Kind of Blue
Davis recorded several albums with his sextet during the 1950s, including Porgy and Bess and Kind of Blue, his final album of the decade, released in 1959. Now considered one of the greatest jazz albums ever recorded, Kind of Blue is credited as the largest-selling jazz album of all time, selling more than 2 million copies.
Davis continued to be be successful throughout the 1960s. His band transformed over time, largely due to new band members and changes in style. The various members of his band went on to become some of the most influential musicians of the jazz fusion era. These included Wayne Shorter and Joe Zawinul (Weather Report), Chick Corea (Return to Forever), and John McLaughlin and Billy Cobham (Mahavishnu Orchestra).
The development of jazz fusion was influenced by artists such as Jimi Hendrix and Sly and the Family Stone, reflecting the “fusion” of jazz and rock. The album Bitches Brew, recorded a few weeks after the 1969 Woodstock Music Festival, set the stage for the jazz fusion movement to follow.
Bitches Brew soon became a best-selling album. As a result, Davis was featured on the cover of Rolling Stone magazine—becoming the first jazz artist to be so recognized.
For his more traditional fans, this change of style was not welcome, but it exemplifies Davis’s ability to experiment and push the limits of his own music style.
Renowned Jazz Musician: 1970s – 1980s
In 1975, Davis was once again drawn into drug abuse, becoming addicted to alcohol and cocaine, and subsequently taking a five-year hiatus from his career. In 1979, he met Cicely Tyson, an American actress, who helped him overcome his cocaine addiction. He and Tyson married in 1981.
From 1979 to 1981, Davis worked on recordings that culminated in the release of the album The Man with the Horn, which registered steady sales but wasn’t well-received by critics.
Davis spent the 1980s continuing to experiment with different styles. He interpreted songs made popular by Michael Jackson(“Human Nature”) and Cyndi Lauper (“Time After Time”) on his album You’re Under Arrest, released in 1985.
It was around this time that Davis developed a feud with fellow trumpeter Wynton Marsalis. Marsalis publicly criticized Davis’s work in jazz fusion, claiming that it wasn’t “true” jazz.
Subsequently, when Marsalis attempted to join Davis onstage without invitation at the Vancouver International Jazz Festival in 1986, Davis requested that he leave the stage, using strong language. To this day, the quarrel between the musicians has been credited with making the International Jazz Festival famous.

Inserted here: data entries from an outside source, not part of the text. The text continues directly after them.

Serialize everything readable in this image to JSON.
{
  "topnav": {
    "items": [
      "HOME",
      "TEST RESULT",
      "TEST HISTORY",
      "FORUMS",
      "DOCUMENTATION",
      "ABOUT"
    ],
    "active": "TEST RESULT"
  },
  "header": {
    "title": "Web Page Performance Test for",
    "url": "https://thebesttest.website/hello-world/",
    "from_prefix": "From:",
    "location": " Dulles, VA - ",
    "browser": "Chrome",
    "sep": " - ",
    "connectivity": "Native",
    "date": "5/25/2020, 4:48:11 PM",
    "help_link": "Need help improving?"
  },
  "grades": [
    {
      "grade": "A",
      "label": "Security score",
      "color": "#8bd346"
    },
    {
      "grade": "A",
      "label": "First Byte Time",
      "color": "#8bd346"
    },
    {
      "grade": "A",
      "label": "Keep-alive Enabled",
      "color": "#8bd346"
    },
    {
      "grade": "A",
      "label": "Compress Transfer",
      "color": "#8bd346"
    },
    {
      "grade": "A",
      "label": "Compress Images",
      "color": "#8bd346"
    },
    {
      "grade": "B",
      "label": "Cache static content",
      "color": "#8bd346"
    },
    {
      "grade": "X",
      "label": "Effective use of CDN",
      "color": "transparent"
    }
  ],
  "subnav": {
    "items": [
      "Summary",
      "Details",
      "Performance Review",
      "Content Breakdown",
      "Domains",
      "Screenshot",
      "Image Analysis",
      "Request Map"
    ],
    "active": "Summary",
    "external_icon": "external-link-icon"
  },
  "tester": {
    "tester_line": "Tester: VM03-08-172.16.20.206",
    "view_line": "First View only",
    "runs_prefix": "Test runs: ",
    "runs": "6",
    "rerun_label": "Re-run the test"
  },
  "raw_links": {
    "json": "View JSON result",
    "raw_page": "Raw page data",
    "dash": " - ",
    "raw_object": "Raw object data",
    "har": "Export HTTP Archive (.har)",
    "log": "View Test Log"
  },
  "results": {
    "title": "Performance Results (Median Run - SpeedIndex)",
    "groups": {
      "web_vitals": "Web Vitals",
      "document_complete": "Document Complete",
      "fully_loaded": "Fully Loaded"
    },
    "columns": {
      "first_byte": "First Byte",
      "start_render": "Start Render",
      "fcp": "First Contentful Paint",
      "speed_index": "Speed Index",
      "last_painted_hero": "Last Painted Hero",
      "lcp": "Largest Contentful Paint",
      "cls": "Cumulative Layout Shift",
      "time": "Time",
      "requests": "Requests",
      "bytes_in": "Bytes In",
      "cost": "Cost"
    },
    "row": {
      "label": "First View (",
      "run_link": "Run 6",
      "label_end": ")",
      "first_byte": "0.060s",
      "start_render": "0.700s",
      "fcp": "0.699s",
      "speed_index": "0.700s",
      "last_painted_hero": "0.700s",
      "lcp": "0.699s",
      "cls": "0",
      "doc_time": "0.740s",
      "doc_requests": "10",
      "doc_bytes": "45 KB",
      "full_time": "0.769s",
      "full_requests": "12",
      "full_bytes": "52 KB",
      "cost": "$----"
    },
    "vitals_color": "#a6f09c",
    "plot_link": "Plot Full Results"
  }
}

Davis reinvented himself yet again in 1986 with the release of Tutu. Incorporating synthesizers, drum loops and samples, the album was well-received and garnered Davis another Grammy Award.
This was followed by the release of Aura, an album that Davis had created in 1985 as a tribute to the Miles Davis “aura,” but wasn’t released until 1989. Davis won yet another Grammy for this project.
Death and Legacy
Honoring his body of work, in 1990, Miles Davis received a Lifetime Achievement Grammy Award. In 1991, he played with Quincy Jones at the Montreux Jazz Festival. The two performed a retrospective of Davis’s early work, some of which he had not played in public for more than 20 years.
Later that same year, on September 28, 1991, Davis succumbed to pneumonia and respiratory failure, dying at the age of 65.
Fittingly, his recording with Quincy Jones would bring Miles Davis his final Grammy, awarded posthumously in 1993. The honor was just another testament to the musician’s profound and lasting influence on jazz.